• **What is needed**: Check the entries below and say how many lines include the word "JSON". No other text is wanted.

• **Data for this exercise**:
=== Section Start ===
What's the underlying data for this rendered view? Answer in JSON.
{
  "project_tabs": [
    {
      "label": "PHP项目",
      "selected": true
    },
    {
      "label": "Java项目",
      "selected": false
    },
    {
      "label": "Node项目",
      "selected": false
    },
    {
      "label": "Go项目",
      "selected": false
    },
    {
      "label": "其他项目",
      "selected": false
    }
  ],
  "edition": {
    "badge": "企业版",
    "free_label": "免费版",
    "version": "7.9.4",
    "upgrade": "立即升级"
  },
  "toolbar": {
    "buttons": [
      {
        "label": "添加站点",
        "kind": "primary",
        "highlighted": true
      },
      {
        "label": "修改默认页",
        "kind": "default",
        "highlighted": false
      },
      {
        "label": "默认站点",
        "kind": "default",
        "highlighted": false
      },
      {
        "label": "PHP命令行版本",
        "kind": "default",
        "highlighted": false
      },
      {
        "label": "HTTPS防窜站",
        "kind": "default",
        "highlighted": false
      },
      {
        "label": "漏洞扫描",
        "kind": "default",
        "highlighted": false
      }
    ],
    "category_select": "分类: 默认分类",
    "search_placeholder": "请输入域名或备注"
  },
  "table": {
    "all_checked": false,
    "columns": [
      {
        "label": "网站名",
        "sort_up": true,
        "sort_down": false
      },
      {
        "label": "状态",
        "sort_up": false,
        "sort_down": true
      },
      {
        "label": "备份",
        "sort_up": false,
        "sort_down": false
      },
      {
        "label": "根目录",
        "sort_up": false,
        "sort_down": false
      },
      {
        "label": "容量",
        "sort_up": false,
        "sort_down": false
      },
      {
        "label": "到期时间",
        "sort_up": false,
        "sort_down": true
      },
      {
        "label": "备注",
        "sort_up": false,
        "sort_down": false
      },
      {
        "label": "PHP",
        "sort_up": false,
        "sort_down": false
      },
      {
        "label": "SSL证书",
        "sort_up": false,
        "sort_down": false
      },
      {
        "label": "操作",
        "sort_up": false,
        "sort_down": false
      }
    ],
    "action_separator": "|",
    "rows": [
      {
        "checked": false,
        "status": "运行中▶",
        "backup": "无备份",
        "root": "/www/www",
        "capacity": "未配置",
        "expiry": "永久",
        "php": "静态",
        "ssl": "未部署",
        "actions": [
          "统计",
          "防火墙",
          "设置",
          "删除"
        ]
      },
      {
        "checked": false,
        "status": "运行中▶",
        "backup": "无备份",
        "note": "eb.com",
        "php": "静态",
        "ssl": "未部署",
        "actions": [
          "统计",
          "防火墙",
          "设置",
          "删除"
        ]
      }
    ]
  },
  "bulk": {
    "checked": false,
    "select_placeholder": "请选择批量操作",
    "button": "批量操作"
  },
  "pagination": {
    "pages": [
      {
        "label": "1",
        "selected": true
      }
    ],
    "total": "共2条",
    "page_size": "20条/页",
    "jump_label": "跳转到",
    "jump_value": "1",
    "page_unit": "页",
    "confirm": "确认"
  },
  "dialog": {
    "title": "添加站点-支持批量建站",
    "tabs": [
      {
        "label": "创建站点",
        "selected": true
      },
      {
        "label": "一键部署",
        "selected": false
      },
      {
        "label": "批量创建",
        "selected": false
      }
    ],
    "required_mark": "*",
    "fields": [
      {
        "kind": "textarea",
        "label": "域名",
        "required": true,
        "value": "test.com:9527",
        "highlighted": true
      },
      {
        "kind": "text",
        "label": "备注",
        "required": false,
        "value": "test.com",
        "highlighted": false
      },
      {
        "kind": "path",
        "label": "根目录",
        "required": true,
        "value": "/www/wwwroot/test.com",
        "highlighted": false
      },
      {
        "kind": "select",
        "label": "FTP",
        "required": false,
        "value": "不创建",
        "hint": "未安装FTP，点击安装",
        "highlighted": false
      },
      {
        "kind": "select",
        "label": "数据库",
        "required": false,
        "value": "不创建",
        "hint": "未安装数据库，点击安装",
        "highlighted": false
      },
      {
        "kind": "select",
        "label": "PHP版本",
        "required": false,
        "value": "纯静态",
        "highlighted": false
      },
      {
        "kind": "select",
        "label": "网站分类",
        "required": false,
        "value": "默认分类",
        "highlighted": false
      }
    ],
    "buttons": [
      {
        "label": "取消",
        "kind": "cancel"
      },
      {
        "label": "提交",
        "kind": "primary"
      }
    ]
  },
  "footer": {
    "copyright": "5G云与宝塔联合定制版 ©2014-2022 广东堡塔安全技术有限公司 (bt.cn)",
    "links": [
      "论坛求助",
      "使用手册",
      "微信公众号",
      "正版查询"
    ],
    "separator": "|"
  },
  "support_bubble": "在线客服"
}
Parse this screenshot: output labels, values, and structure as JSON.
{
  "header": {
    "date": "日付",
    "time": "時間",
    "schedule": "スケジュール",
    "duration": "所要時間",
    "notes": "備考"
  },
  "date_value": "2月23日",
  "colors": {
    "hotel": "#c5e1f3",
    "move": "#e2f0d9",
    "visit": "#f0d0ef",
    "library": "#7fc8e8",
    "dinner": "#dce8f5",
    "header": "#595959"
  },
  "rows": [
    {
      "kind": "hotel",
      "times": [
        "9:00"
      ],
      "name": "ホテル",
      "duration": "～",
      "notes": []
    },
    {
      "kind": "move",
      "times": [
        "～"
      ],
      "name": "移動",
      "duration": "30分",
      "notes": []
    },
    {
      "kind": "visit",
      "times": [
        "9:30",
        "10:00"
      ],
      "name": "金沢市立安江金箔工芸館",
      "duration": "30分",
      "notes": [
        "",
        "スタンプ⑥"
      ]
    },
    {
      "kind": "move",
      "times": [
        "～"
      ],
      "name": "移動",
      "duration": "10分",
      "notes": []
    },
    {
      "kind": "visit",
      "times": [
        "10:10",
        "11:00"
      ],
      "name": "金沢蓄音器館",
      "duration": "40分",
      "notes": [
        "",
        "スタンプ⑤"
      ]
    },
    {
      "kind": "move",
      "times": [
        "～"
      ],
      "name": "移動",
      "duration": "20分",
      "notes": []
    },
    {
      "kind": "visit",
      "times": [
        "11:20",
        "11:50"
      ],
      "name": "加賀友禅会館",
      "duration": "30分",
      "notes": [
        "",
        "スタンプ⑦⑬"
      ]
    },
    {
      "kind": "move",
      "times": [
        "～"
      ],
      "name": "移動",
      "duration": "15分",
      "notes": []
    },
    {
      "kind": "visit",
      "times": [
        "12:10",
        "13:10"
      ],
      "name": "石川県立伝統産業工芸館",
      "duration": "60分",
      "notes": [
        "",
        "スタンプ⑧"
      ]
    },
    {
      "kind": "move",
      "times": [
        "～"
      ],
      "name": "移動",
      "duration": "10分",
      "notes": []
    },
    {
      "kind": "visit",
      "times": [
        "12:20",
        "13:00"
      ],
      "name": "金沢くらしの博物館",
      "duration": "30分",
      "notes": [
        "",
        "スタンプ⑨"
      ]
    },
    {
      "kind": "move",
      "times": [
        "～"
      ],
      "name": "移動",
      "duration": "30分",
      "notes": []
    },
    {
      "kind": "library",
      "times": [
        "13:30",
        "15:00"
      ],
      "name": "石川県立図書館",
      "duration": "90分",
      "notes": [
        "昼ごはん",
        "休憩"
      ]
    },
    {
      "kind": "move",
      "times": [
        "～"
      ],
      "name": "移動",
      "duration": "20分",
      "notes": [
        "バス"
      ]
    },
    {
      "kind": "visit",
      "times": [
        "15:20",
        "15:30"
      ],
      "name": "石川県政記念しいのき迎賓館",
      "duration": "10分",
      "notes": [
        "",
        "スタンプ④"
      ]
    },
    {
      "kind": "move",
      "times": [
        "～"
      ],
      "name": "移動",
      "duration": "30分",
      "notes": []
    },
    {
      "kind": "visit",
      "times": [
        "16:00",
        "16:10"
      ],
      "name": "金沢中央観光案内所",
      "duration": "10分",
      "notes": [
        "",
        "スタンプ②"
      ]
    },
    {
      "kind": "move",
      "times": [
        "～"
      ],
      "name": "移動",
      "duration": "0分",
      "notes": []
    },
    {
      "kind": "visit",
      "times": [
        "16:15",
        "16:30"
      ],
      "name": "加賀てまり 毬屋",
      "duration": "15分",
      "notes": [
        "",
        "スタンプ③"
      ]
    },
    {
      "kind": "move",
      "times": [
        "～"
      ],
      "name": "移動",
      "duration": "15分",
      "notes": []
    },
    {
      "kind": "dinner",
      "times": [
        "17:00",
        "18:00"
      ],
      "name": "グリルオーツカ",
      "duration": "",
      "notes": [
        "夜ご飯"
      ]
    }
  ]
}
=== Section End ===
• **Result below**: 2